* **Work required**: What is the number of lines in the data that include the string "please"? Give it by itself.

* **Raw data**:
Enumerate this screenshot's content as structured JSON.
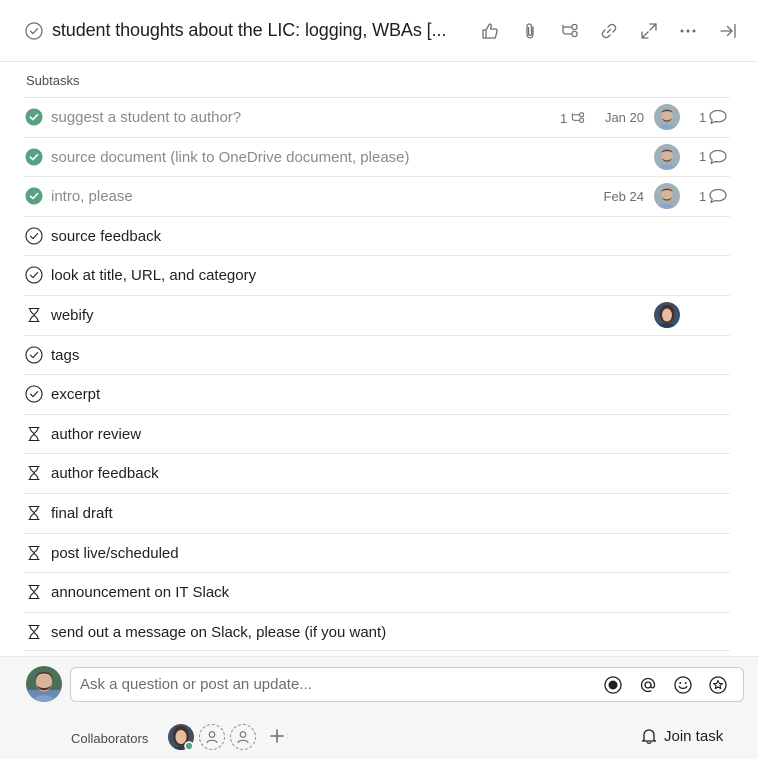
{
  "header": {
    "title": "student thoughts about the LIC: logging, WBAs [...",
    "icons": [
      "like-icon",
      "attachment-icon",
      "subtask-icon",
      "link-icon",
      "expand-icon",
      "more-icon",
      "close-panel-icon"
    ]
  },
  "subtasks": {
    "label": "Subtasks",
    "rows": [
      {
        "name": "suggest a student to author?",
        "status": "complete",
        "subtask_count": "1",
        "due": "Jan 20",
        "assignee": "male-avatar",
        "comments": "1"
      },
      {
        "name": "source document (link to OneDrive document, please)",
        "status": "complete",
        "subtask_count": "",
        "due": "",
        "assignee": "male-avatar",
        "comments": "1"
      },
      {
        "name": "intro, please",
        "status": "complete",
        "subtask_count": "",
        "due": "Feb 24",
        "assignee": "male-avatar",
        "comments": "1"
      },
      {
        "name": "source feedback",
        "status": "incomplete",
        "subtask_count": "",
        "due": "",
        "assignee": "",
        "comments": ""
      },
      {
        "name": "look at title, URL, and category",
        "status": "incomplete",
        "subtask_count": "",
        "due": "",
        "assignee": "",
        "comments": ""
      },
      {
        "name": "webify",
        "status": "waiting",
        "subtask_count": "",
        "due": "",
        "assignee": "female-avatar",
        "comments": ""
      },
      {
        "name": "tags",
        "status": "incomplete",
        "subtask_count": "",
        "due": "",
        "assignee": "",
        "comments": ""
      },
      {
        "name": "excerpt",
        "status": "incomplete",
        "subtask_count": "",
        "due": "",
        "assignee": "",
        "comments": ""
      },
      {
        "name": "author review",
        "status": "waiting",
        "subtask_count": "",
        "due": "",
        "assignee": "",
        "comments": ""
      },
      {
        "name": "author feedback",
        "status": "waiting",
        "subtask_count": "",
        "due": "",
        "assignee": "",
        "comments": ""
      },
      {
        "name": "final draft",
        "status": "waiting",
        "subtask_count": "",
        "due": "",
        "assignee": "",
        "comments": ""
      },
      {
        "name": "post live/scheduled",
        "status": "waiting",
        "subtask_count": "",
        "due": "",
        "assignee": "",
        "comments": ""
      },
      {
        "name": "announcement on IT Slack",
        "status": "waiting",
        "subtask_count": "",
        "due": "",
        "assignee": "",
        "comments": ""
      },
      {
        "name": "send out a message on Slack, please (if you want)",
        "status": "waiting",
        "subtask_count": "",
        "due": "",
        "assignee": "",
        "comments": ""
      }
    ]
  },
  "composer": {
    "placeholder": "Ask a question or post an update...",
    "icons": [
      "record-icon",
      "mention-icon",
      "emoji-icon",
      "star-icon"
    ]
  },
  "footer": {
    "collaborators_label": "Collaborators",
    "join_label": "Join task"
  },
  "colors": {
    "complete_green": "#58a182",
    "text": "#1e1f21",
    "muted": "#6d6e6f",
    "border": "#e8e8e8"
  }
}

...

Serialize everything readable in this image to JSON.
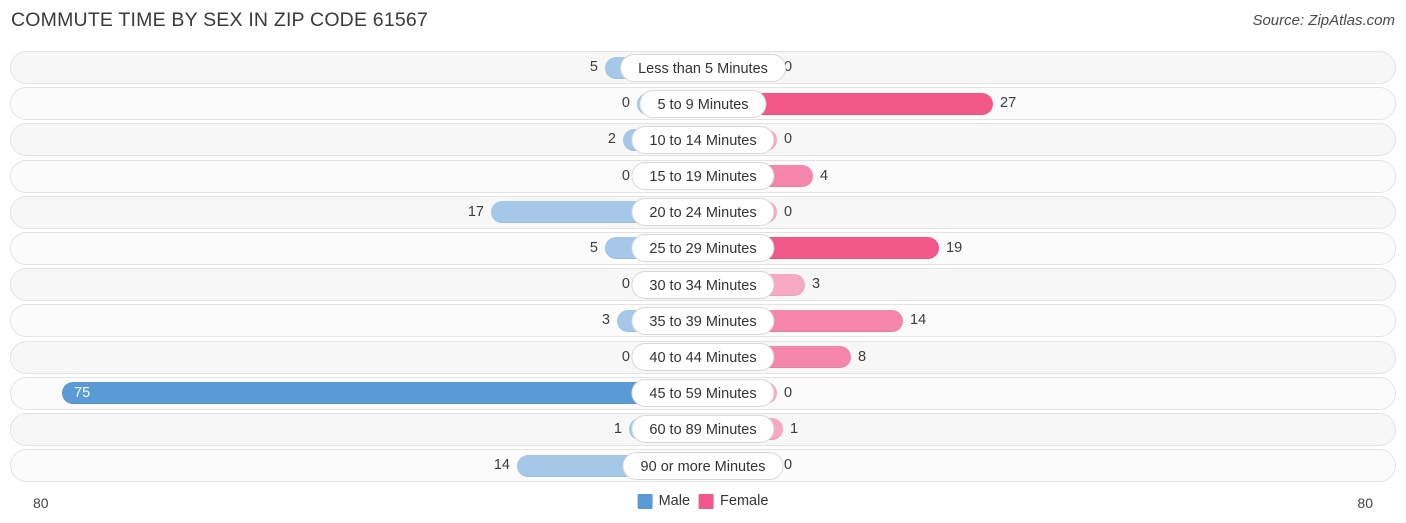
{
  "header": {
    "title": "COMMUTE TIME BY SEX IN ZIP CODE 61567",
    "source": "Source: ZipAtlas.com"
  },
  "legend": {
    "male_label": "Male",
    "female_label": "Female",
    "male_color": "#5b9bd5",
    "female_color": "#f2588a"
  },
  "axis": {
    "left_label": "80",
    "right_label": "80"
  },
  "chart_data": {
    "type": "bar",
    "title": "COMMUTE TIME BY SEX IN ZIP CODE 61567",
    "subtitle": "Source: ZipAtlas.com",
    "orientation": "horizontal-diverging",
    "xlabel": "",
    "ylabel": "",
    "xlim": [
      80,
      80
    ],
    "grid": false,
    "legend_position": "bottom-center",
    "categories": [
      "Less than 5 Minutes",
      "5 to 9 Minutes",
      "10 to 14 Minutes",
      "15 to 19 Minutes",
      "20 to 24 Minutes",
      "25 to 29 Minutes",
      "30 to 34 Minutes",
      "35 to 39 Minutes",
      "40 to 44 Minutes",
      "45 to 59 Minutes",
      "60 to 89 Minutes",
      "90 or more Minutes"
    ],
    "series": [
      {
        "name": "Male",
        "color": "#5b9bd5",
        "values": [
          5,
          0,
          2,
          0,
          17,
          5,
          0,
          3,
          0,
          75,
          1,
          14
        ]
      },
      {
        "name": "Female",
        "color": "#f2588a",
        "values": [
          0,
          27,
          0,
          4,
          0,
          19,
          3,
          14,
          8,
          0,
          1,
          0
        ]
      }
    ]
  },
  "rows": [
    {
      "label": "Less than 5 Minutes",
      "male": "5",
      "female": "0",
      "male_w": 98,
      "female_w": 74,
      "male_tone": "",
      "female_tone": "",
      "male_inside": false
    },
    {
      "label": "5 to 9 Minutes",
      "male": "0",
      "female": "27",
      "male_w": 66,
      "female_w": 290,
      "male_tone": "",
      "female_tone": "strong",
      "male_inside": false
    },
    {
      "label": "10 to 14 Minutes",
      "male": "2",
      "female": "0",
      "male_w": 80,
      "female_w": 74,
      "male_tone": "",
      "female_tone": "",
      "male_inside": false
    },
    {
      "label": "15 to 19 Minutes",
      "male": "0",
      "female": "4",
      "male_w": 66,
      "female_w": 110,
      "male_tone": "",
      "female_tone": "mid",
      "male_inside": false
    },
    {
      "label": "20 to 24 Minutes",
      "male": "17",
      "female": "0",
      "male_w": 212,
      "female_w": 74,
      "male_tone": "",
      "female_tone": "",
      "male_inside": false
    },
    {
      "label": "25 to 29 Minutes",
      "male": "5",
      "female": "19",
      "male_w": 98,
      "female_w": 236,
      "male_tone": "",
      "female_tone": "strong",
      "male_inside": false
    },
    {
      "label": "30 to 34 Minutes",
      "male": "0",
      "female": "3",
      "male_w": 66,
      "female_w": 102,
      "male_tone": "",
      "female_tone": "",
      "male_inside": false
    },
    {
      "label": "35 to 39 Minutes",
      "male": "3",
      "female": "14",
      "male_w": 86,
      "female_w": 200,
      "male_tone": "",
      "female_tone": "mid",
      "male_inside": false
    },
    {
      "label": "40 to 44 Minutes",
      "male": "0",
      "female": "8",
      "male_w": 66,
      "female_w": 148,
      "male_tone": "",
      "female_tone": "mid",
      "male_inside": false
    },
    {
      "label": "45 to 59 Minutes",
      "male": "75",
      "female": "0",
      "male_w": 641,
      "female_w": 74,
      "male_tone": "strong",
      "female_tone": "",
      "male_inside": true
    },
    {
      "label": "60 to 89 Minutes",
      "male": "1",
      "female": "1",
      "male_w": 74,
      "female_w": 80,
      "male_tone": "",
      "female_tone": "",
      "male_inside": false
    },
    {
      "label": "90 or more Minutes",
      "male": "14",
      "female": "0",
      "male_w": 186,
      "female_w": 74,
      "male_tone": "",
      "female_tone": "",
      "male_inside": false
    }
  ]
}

* **Solution**: 3